___ MATERIAL PROVIDED

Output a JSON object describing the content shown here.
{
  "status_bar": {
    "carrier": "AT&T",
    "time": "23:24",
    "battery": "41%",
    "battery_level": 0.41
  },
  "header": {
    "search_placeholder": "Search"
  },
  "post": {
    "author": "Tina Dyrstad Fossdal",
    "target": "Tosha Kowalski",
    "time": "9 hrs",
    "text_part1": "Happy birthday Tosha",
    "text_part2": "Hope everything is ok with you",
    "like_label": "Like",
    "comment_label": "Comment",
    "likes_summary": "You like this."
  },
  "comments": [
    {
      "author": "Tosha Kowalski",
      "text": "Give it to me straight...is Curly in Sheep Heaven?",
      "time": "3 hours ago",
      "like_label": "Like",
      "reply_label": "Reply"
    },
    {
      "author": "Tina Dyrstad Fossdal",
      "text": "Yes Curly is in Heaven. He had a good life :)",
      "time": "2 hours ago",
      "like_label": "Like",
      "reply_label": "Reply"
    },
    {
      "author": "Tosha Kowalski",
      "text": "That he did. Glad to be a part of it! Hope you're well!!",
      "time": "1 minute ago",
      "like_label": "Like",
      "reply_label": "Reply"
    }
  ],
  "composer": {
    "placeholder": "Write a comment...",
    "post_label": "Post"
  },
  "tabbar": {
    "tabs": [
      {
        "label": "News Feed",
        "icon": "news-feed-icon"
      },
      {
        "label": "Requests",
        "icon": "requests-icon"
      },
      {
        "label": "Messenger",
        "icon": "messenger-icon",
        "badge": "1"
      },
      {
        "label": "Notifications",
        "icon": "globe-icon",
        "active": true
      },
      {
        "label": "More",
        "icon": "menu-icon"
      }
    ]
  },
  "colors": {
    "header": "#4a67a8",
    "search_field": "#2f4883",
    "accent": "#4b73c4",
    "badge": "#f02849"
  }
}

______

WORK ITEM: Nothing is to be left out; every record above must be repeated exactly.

ANSWER SPACE:
Output a JSON object describing the content shown here.
{
  "status_bar": {
    "carrier": "AT&T",
    "time": "23:24",
    "battery": "41%",
    "battery_level": 0.41
  },
  "header": {
    "search_placeholder": "Search"
  },
  "post": {
    "author": "Tina Dyrstad Fossdal",
    "target": "Tosha Kowalski",
    "time": "9 hrs",
    "text_part1": "Happy birthday Tosha",
    "text_part2": "Hope everything is ok with you",
    "like_label": "Like",
    "comment_label": "Comment",
    "likes_summary": "You like this."
  },
  "comments": [
    {
      "author": "Tosha Kowalski",
      "text": "Give it to me straight...is Curly in Sheep Heaven?",
      "time": "3 hours ago",
      "like_label": "Like",
      "reply_label": "Reply"
    },
    {
      "author": "Tina Dyrstad Fossdal",
      "text": "Yes Curly is in Heaven. He had a good life :)",
      "time": "2 hours ago",
      "like_label": "Like",
      "reply_label": "Reply"
    },
    {
      "author": "Tosha Kowalski",
      "text": "That he did. Glad to be a part of it! Hope you're well!!",
      "time": "1 minute ago",
      "like_label": "Like",
      "reply_label": "Reply"
    }
  ],
  "composer": {
    "placeholder": "Write a comment...",
    "post_label": "Post"
  },
  "tabbar": {
    "tabs": [
      {
        "label": "News Feed",
        "icon": "news-feed-icon"
      },
      {
        "label": "Requests",
        "icon": "requests-icon"
      },
      {
        "label": "Messenger",
        "icon": "messenger-icon",
        "badge": "1"
      },
      {
        "label": "Notifications",
        "icon": "globe-icon",
        "active": true
      },
      {
        "label": "More",
        "icon": "menu-icon"
      }
    ]
  },
  "colors": {
    "header": "#4a67a8",
    "search_field": "#2f4883",
    "accent": "#4b73c4",
    "badge": "#f02849"
  }
}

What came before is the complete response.